Records from a dataset:
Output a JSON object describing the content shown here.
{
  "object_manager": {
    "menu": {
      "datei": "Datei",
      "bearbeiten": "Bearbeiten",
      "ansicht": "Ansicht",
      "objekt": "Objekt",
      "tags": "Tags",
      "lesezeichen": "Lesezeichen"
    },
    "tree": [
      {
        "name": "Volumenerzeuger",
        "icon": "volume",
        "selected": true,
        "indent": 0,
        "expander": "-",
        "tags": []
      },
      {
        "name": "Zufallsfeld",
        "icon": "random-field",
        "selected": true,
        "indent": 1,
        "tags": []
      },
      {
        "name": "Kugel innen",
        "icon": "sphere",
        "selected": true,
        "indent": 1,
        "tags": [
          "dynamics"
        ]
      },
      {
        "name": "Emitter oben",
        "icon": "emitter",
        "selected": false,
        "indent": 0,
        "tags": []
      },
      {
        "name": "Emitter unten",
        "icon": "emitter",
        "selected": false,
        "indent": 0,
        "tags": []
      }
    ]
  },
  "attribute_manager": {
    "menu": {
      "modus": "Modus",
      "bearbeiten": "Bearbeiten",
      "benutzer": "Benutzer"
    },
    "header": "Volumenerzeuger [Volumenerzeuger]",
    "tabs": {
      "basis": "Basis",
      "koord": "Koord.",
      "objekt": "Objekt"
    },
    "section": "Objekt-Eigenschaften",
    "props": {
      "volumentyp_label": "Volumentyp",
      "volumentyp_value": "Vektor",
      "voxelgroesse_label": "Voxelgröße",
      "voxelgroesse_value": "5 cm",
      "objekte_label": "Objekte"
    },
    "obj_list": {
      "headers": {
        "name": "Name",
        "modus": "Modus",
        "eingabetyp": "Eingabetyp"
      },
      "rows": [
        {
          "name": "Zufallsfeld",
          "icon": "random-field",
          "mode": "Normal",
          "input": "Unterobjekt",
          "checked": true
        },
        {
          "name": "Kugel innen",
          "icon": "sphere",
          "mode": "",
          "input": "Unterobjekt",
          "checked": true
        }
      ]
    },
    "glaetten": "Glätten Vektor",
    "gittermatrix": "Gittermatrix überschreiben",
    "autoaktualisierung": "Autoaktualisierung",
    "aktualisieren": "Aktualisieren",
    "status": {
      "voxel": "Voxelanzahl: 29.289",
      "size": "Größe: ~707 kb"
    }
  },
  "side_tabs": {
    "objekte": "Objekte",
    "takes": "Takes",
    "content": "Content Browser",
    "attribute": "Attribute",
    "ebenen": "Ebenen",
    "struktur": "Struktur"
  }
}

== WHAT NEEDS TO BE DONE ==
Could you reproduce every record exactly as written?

== TASK RESPONSE ==
Output a JSON object describing the content shown here.
{
  "object_manager": {
    "menu": {
      "datei": "Datei",
      "bearbeiten": "Bearbeiten",
      "ansicht": "Ansicht",
      "objekt": "Objekt",
      "tags": "Tags",
      "lesezeichen": "Lesezeichen"
    },
    "tree": [
      {
        "name": "Volumenerzeuger",
        "icon": "volume",
        "selected": true,
        "indent": 0,
        "expander": "-",
        "tags": []
      },
      {
        "name": "Zufallsfeld",
        "icon": "random-field",
        "selected": true,
        "indent": 1,
        "tags": []
      },
      {
        "name": "Kugel innen",
        "icon": "sphere",
        "selected": true,
        "indent": 1,
        "tags": [
          "dynamics"
        ]
      },
      {
        "name": "Emitter oben",
        "icon": "emitter",
        "selected": false,
        "indent": 0,
        "tags": []
      },
      {
        "name": "Emitter unten",
        "icon": "emitter",
        "selected": false,
        "indent": 0,
        "tags": []
      }
    ]
  },
  "attribute_manager": {
    "menu": {
      "modus": "Modus",
      "bearbeiten": "Bearbeiten",
      "benutzer": "Benutzer"
    },
    "header": "Volumenerzeuger [Volumenerzeuger]",
    "tabs": {
      "basis": "Basis",
      "koord": "Koord.",
      "objekt": "Objekt"
    },
    "section": "Objekt-Eigenschaften",
    "props": {
      "volumentyp_label": "Volumentyp",
      "volumentyp_value": "Vektor",
      "voxelgroesse_label": "Voxelgröße",
      "voxelgroesse_value": "5 cm",
      "objekte_label": "Objekte"
    },
    "obj_list": {
      "headers": {
        "name": "Name",
        "modus": "Modus",
        "eingabetyp": "Eingabetyp"
      },
      "rows": [
        {
          "name": "Zufallsfeld",
          "icon": "random-field",
          "mode": "Normal",
          "input": "Unterobjekt",
          "checked": true
        },
        {
          "name": "Kugel innen",
          "icon": "sphere",
          "mode": "",
          "input": "Unterobjekt",
          "checked": true
        }
      ]
    },
    "glaetten": "Glätten Vektor",
    "gittermatrix": "Gittermatrix überschreiben",
    "autoaktualisierung": "Autoaktualisierung",
    "aktualisieren": "Aktualisieren",
    "status": {
      "voxel": "Voxelanzahl: 29.289",
      "size": "Größe: ~707 kb"
    }
  },
  "side_tabs": {
    "objekte": "Objekte",
    "takes": "Takes",
    "content": "Content Browser",
    "attribute": "Attribute",
    "ebenen": "Ebenen",
    "struktur": "Struktur"
  }
}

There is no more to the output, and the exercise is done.